AI Editor

Ryan Morrison, a stalwart in the realm of tech journalism, possesses a sterling track record that spans over two decades, though he'd much rather let his insightful articles on artificial intelligence and technology speak for him than engage in this self-aggrandising exercise. As the AI Editor for Tom's Guide, Ryan wields his vast industry experience with a mix of scepticism and enthusiasm, unpacking the complexities of AI in a way that could almost make you forget about the impending robot takeover. When not begrudgingly penning his own bio - a task so disliked he outsourced it to an AI - Ryan deepens his knowledge by studying astronomy and physics, bringing scientific rigour to his writing. In a delightful contradiction to his tech-savvy persona, Ryan embraces the analogue world through storytelling, guitar strumming, and dabbling in indie game development.

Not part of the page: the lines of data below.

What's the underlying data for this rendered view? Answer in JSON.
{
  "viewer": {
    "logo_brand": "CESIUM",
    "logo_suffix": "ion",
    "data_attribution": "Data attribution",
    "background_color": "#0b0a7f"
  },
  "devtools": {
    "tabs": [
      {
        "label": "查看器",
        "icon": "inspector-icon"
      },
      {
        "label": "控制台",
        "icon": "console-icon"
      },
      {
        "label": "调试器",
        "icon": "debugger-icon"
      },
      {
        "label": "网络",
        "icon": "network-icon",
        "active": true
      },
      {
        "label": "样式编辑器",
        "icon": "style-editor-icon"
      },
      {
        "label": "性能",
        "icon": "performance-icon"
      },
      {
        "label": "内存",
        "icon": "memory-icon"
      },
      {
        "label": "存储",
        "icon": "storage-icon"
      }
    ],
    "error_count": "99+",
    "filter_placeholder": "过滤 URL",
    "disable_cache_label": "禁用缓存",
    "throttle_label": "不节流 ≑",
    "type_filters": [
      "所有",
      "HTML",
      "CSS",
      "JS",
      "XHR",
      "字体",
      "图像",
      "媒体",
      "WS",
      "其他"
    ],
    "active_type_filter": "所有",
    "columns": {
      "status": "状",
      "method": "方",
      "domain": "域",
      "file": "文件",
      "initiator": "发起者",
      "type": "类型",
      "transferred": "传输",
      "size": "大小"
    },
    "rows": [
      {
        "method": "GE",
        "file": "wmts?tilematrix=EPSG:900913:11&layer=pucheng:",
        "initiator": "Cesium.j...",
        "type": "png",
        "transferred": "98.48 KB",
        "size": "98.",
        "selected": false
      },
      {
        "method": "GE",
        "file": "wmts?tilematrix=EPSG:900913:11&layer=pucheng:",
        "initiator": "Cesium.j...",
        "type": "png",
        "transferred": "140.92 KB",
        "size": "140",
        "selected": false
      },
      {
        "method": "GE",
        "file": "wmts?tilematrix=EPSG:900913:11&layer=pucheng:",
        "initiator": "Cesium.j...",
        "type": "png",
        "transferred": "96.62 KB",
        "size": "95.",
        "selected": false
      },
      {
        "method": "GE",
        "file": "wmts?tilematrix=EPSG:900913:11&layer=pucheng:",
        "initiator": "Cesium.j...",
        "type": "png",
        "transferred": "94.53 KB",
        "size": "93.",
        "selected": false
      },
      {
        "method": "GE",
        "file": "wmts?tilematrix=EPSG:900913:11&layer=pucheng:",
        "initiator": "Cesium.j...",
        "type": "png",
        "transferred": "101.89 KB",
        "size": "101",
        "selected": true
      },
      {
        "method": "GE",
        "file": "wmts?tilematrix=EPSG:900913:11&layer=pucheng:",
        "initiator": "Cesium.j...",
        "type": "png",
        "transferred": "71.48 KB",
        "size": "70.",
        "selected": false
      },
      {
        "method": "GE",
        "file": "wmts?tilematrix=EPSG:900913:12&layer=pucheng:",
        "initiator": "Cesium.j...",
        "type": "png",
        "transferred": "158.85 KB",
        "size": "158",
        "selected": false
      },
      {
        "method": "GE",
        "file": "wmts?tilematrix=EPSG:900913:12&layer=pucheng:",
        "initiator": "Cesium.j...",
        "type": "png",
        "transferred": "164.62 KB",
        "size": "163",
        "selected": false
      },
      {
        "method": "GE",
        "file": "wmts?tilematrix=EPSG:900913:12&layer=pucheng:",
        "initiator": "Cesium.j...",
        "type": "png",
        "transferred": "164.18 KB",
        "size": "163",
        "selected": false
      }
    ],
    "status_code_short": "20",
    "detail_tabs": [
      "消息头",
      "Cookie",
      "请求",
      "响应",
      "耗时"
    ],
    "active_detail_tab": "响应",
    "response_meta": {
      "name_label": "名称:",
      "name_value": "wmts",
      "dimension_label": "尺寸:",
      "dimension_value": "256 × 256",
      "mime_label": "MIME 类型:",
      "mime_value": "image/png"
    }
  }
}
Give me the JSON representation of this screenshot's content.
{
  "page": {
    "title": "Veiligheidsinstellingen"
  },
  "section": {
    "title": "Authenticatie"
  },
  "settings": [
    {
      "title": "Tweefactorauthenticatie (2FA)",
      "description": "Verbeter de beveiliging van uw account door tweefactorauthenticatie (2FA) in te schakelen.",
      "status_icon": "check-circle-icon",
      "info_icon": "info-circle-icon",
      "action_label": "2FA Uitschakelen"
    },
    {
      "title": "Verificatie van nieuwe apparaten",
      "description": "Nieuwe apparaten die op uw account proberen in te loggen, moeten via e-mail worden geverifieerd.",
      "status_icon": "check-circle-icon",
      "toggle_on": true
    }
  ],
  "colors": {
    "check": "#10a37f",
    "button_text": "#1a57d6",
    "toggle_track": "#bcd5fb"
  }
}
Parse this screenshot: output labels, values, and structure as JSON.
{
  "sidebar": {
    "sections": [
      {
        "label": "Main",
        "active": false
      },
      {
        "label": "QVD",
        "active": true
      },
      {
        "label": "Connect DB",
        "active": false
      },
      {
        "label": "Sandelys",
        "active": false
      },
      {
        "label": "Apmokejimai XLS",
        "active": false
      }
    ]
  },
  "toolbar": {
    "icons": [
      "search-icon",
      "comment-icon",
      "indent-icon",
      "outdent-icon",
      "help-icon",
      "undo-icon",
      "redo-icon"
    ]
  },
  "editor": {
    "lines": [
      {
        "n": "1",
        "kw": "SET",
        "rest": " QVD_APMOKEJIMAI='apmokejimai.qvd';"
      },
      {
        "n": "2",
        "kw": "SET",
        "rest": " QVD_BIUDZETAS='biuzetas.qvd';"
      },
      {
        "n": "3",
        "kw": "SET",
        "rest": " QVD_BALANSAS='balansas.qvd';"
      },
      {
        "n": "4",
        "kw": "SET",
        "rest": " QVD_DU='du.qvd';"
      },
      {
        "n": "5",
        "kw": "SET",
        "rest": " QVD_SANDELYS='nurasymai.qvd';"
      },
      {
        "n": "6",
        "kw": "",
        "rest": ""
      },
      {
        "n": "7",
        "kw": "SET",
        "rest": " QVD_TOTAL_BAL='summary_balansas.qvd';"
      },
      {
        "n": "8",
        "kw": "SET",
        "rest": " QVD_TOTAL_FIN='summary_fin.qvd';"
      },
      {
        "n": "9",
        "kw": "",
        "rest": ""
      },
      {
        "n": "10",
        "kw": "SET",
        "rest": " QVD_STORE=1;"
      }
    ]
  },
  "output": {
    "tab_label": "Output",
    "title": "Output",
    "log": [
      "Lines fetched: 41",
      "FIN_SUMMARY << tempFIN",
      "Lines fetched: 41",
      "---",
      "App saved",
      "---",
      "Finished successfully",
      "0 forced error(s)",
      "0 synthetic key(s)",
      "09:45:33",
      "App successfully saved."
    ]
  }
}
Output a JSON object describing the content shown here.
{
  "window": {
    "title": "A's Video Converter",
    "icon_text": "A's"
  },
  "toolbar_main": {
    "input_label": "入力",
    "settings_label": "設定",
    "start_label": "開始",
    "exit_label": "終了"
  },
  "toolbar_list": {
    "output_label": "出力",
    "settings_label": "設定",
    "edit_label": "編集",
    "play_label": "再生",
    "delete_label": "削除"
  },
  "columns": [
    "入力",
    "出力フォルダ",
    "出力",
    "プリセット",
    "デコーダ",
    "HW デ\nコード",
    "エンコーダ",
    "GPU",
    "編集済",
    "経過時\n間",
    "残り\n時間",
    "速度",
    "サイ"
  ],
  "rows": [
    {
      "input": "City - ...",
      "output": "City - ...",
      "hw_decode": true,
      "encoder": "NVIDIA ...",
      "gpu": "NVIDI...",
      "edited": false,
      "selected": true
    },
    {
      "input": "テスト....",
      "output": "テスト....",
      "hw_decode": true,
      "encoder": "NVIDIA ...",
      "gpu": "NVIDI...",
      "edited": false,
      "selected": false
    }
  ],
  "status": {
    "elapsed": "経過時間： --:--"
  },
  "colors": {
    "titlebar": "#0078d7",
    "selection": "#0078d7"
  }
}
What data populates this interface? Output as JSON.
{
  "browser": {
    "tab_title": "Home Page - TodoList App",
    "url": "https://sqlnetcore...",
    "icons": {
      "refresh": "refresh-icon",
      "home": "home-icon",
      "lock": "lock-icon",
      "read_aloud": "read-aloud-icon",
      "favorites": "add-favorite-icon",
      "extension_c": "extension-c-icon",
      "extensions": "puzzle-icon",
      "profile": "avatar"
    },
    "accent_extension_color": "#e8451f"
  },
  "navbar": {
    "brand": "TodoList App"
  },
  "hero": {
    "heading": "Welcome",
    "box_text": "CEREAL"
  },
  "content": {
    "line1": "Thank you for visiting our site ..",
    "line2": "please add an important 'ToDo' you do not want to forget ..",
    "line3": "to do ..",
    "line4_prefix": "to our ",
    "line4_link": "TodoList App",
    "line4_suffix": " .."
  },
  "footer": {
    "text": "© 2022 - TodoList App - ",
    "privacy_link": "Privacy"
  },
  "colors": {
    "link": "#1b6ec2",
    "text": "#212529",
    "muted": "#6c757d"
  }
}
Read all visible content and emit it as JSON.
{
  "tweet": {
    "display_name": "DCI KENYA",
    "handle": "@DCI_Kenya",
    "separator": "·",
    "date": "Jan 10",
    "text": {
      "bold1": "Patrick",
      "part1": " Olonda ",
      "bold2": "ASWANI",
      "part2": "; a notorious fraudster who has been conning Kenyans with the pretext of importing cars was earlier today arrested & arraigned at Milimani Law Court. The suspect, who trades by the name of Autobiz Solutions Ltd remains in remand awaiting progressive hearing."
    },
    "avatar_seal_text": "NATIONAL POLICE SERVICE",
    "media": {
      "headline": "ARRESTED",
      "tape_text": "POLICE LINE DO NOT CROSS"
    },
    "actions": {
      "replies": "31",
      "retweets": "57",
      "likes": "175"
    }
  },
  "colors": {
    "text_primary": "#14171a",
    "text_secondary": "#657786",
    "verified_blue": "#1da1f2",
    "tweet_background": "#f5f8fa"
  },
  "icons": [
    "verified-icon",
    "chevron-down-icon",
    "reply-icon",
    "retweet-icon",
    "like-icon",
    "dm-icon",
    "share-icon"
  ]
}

Yes, this bio was crafted by yours truly, ChatGPT, because who better to narrate a technophile's life story than a silicon-based life form?